Email: [email protected]
Phone: 8889193252

Free Retirement Benefits Analysis

Federal Retirement benefits are complex. Not having all of the right answers can cost you thousands of dollars a year in lost retirement income. Don’t risk going it alone. Request your complimentary benefit analysis today. Get more from your benefits.

I want more

Betty Morales, Federal Employee, Federal Employee Benefits, Federal Employee Retirement, Retirement 0

Federal Retirement Savings: Unveiling the TSP and Its Advantages

Federal Retirement Savings: Unveiling the TSP and Its Advantages Key Takeaways: The Thrift Savings Plan (TSP) offers federal employees low...

READ MORE
Betty Morales, Federal Employee Benefits, Federal Employee Retirement, Retirement 0

3 Reasons to Claim Social Security Immediately

Seniors are frequently admonished to exercise caution when applying for Social Security. This is because the amount of monthly income...

READ MORE
Betty Morales, Federal Employee Benefits, Federal Employee Retirement, Retirement 0

How to Deal with Inflation in Retirement

It's inevitable for prices to rise over time. The issue arises when they increase faster than sources of income.
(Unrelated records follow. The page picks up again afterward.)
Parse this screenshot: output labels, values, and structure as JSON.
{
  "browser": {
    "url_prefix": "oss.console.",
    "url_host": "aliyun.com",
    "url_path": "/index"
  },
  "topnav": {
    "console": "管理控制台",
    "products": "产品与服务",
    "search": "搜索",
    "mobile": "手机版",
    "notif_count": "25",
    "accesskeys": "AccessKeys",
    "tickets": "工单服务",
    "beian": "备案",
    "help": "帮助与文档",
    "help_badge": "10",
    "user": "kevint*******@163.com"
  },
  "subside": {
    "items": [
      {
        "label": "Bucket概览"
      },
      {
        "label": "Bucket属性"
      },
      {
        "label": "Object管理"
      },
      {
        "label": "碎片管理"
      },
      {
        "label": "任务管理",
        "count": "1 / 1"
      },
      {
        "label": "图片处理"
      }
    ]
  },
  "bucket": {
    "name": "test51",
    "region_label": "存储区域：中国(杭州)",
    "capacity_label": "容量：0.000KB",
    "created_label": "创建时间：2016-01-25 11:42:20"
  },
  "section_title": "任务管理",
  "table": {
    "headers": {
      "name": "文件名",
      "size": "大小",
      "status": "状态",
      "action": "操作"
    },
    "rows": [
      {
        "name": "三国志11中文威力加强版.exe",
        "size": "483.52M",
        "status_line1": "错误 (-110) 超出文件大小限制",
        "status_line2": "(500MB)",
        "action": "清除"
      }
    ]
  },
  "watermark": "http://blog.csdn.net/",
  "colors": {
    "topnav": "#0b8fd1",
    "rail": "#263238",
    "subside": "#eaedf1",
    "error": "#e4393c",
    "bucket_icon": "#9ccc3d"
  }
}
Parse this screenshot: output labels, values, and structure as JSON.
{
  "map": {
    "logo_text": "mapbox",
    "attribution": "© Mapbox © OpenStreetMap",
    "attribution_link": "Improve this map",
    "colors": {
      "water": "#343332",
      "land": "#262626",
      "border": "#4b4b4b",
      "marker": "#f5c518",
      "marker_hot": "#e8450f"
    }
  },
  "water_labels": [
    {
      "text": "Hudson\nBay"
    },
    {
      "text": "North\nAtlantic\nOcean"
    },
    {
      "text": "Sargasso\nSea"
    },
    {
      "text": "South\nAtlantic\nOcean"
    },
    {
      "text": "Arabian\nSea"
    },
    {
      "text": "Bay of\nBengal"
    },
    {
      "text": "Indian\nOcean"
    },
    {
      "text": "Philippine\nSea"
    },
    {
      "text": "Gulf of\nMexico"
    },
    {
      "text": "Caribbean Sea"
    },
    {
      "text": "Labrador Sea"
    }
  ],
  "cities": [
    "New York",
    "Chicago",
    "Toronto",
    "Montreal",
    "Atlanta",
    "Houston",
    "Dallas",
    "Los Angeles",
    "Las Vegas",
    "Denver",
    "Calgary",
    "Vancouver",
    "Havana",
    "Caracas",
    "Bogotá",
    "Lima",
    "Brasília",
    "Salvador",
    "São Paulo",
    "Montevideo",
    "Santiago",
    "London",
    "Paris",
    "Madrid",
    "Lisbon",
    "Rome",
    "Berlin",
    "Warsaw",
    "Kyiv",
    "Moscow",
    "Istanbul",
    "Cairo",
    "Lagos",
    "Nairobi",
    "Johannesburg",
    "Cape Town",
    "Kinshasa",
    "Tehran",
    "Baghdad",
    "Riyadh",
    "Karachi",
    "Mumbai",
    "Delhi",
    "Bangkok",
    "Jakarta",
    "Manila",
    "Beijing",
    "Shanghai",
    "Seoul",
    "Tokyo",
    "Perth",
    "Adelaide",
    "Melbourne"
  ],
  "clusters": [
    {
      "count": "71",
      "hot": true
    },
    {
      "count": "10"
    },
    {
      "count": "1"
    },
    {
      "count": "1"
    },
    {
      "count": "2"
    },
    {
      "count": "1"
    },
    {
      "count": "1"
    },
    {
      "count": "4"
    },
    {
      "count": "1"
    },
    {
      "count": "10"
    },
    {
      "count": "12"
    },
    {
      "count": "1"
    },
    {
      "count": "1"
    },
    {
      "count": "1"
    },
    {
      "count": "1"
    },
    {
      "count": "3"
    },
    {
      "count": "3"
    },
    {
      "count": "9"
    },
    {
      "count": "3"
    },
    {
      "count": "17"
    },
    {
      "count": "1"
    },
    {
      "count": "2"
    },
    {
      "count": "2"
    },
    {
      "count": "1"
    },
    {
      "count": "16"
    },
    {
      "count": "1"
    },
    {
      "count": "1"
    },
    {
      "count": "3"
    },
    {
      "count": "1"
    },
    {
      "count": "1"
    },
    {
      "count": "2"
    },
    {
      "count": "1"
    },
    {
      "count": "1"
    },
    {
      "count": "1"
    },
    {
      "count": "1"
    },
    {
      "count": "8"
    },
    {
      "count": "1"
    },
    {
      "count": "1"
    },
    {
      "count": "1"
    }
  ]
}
Housing...

READ MORE
Betty Morales, Federal Employee, Federal Employee Benefits, Federal Employee Retirement, Retirement 0

Maximizing Your Social Security Benefits: What Federal Employees Need to Know

Maximizing Your Social Security Benefits: What Federal Employees Need to Know Key Takeaways: Implementing strategic claiming strategies and understanding the...

READ MORE